Please join me in looking back at the stories of five post-9/11 heroes resting peacefully at Arlington National Cemetery. Visiting their graves was a solemn, poignant experience that I will always cherish.
1st Lt. Scott Fleming, 24, made the ultimate sacrifice on September 17 while protecting Afghanistan's parliamentary election. He was a young man who took 9/11 personally as he watched the attacks on television from his high school classroom. The future Marine, who was known and respected for the grit he displayed on the basketball court, vowed to step up and fight so future generations wouldn't have to. And that's exactly what he did.
On October 11, I sat in his high school auditorium, learning about 1st Lt. Fleming from some of the people he touched in life. Just over two weeks later, I bowed my head at the volunteer warrior's grave. While his place of rest is currently marked with a temporary sign, the place this fallen Marine has in my heart is permanent. He was from my community in Georgia, and risked his life so others could vote. When I cast my ballot in next week's mid-term elections, what 1st Lt. Scott Fleming died for will be in the forefront of my mind.
Sgt. Joe Wrightsman, 23, jumped into the Helmand River on July 18 and attempted to save a drowning Afghan officer. Tragically, the Marine and his Afghan counterpart did not survive. A valiant warrior with a ferocious spirit and genuine commitment to those serving beside him, Sgt. Wrightsman "will stay forever in the history of Afghanistan," according to the governor of Nawa District. As I wrote in a follow up post, this story of selflessness is one that Americans and Afghans desperately need to hear.
Capt. David Wisniewski, 31, suffered devastating injuries in a June 9 southern Afghanistan helicopter crash that killed four fellow airmen, Tech Sgt. Michael Flores, 1st Lt. Joel Gentz, Staff Sgt. David Smith, and Senior Airman Benjamin White. He fought hard for three weeks, making it through a Purple Heart ceremony and his 31st birthday, before succumbing to his wounds on July 2 at Bethesda Naval Hospital. Capt. Wisniewski flew over 280 combat hours, including missions that saved the lives of fellow troops.
1st Lt. Travis Manion, 26, and Lt. Brendan Looney, 29, once roomed together at the United States Naval Academy. The former was posthumously awarded the Silver Star for gallantry displayed in Iraq, while the latter was an elite Navy SEAL warrior who lost his life in Afghanistan. They were also best friends. After emotionally shattering ceremonies on October 1 and October 4, respectively, the former Annapolis roommates are now spending eternity next to one another. The bond between 1st Lt. Manion and Lt. Looney is one of the most gripping, tragic stories of the wars in Afghanistan and Iraq.

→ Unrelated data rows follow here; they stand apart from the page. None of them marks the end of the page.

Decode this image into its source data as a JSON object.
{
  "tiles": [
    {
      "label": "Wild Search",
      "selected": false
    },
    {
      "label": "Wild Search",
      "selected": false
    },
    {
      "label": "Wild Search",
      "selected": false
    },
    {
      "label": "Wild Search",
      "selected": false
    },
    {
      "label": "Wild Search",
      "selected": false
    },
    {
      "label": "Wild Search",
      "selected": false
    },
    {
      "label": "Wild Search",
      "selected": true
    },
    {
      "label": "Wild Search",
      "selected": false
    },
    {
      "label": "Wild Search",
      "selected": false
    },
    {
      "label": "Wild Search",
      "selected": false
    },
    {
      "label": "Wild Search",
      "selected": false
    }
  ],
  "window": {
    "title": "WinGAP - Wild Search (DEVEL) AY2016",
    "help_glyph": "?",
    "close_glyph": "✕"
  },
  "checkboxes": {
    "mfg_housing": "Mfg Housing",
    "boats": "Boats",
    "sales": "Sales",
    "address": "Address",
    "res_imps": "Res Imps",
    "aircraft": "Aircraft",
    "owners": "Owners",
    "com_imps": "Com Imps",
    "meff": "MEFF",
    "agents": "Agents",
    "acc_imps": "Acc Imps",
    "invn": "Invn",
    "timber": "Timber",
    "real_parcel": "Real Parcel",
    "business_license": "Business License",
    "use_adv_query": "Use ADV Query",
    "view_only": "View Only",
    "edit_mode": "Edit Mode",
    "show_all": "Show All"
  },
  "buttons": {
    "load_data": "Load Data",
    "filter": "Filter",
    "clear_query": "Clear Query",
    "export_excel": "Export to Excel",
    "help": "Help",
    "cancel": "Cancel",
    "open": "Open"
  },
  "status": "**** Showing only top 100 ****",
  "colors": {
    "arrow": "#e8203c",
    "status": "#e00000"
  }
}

1st Lt. Manion, Lt. Looney, 1st. Lt. Fleming, and Capt. Wisniewski all rest in the same row of Section 60, with Sgt. Wrightsman not far away. They are five heroes buried among so many men and women that did not return alive to a country that desperately needs their honor, dignity, and patriotism. We can never replace these fallen warriors, but one way we can show our appreciation to their families is by helping keep their stories in the national consciousness. While I believe walking through Arlington National Cemetery is something every American should do at least once in a lifetime, we should already know that our brothers and sisters are dying overseas so we can live at home in peace.